• Exercise objective: Every record below is to be retyped exactly, with any pictures left out.

*** Extracted material

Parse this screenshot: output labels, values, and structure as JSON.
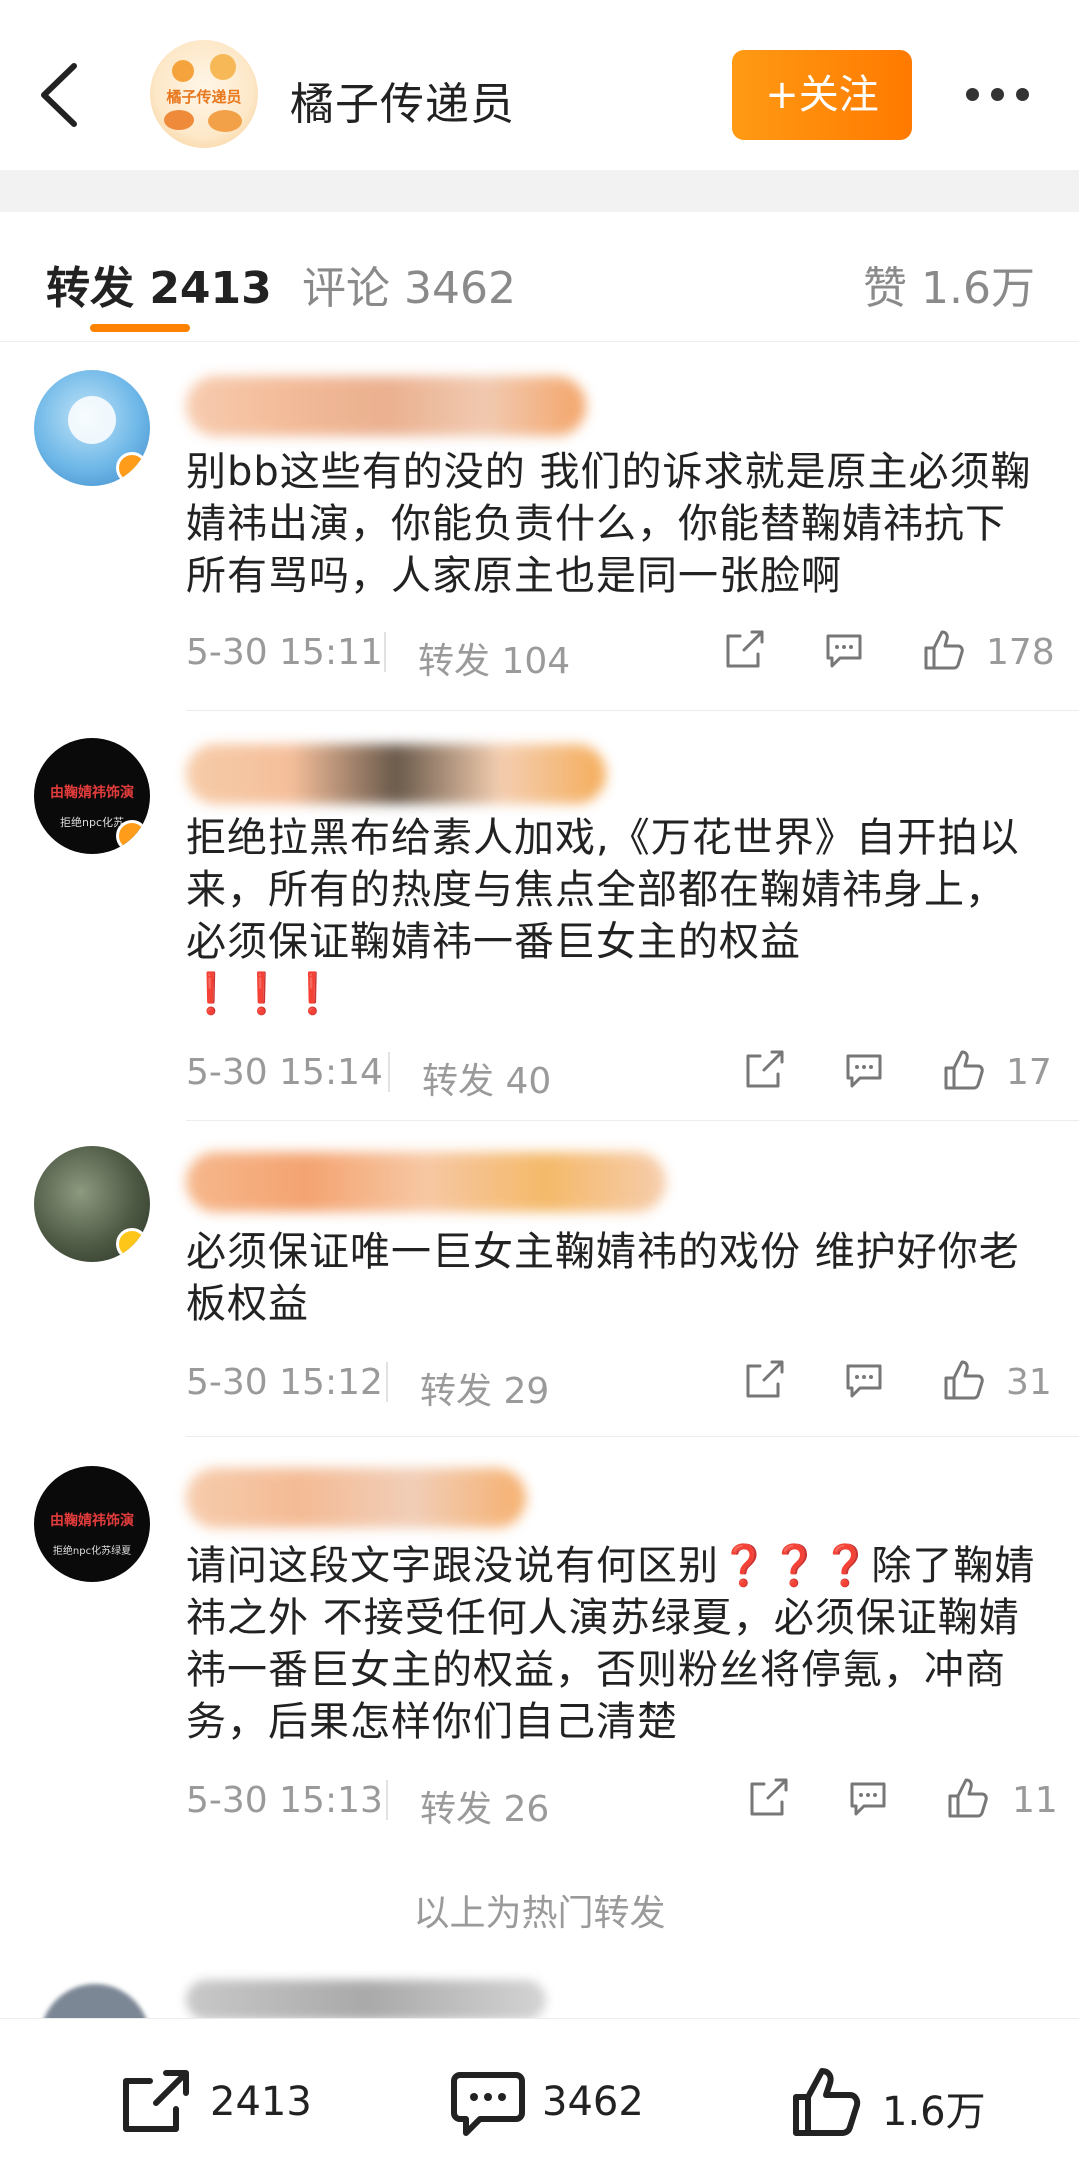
{
  "header": {
    "title": "橘子传递员",
    "avatar_text": "橘子传递员",
    "follow_label": "+关注",
    "follow_color": "#ff8200"
  },
  "tabs": [
    {
      "label": "转发 2413",
      "active": true
    },
    {
      "label": "评论 3462",
      "active": false
    },
    {
      "label": "赞 1.6万",
      "active": false
    }
  ],
  "comments": [
    {
      "text": "别bb这些有的没的 我们的诉求就是原主必须鞠婧祎出演，你能负责什么，你能替鞠婧祎抗下所有骂吗，人家原主也是同一张脸啊",
      "time": "5-30 15:11",
      "repost": "转发 104",
      "likes": "178"
    },
    {
      "text": "拒绝拉黑布给素人加戏,《万花世界》自开拍以来，所有的热度与焦点全部都在鞠婧祎身上，必须保证鞠婧祎一番巨女主的权益",
      "emoji": "❗❗❗",
      "avatar_text": "由鞠婧祎饰演",
      "avatar_subtext": "拒绝npc化苏",
      "time": "5-30 15:14",
      "repost": "转发 40",
      "likes": "17"
    },
    {
      "text": "必须保证唯一巨女主鞠婧祎的戏份 维护好你老板权益",
      "time": "5-30 15:12",
      "repost": "转发 29",
      "likes": "31"
    },
    {
      "text": "请问这段文字跟没说有何区别❓❓❓除了鞠婧祎之外 不接受任何人演苏绿夏，必须保证鞠婧祎一番巨女主的权益，否则粉丝将停氪，冲商务，后果怎样你们自己清楚",
      "avatar_text": "由鞠婧祎饰演",
      "avatar_subtext": "拒绝npc化苏绿夏",
      "time": "5-30 15:13",
      "repost": "转发 26",
      "likes": "11"
    }
  ],
  "hot_label": "以上为热门转发",
  "bottom_bar": {
    "repost_count": "2413",
    "comment_count": "3462",
    "like_count": "1.6万"
  },
  "icons": [
    "back-arrow-icon",
    "more-dots-icon",
    "share-icon",
    "comment-icon",
    "like-icon",
    "verified-badge-icon"
  ]
}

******

• Written answer:
Parse this screenshot: output labels, values, and structure as JSON.
{
  "header": {
    "title": "橘子传递员",
    "avatar_text": "橘子传递员",
    "follow_label": "+关注",
    "follow_color": "#ff8200"
  },
  "tabs": [
    {
      "label": "转发 2413",
      "active": true
    },
    {
      "label": "评论 3462",
      "active": false
    },
    {
      "label": "赞 1.6万",
      "active": false
    }
  ],
  "comments": [
    {
      "text": "别bb这些有的没的 我们的诉求就是原主必须鞠婧祎出演，你能负责什么，你能替鞠婧祎抗下所有骂吗，人家原主也是同一张脸啊",
      "time": "5-30 15:11",
      "repost": "转发 104",
      "likes": "178"
    },
    {
      "text": "拒绝拉黑布给素人加戏,《万花世界》自开拍以来，所有的热度与焦点全部都在鞠婧祎身上，必须保证鞠婧祎一番巨女主的权益",
      "emoji": "❗❗❗",
      "avatar_text": "由鞠婧祎饰演",
      "avatar_subtext": "拒绝npc化苏",
      "time": "5-30 15:14",
      "repost": "转发 40",
      "likes": "17"
    },
    {
      "text": "必须保证唯一巨女主鞠婧祎的戏份 维护好你老板权益",
      "time": "5-30 15:12",
      "repost": "转发 29",
      "likes": "31"
    },
    {
      "text": "请问这段文字跟没说有何区别❓❓❓除了鞠婧祎之外 不接受任何人演苏绿夏，必须保证鞠婧祎一番巨女主的权益，否则粉丝将停氪，冲商务，后果怎样你们自己清楚",
      "avatar_text": "由鞠婧祎饰演",
      "avatar_subtext": "拒绝npc化苏绿夏",
      "time": "5-30 15:13",
      "repost": "转发 26",
      "likes": "11"
    }
  ],
  "hot_label": "以上为热门转发",
  "bottom_bar": {
    "repost_count": "2413",
    "comment_count": "3462",
    "like_count": "1.6万"
  },
  "icons": [
    "back-arrow-icon",
    "more-dots-icon",
    "share-icon",
    "comment-icon",
    "like-icon",
    "verified-badge-icon"
  ]
}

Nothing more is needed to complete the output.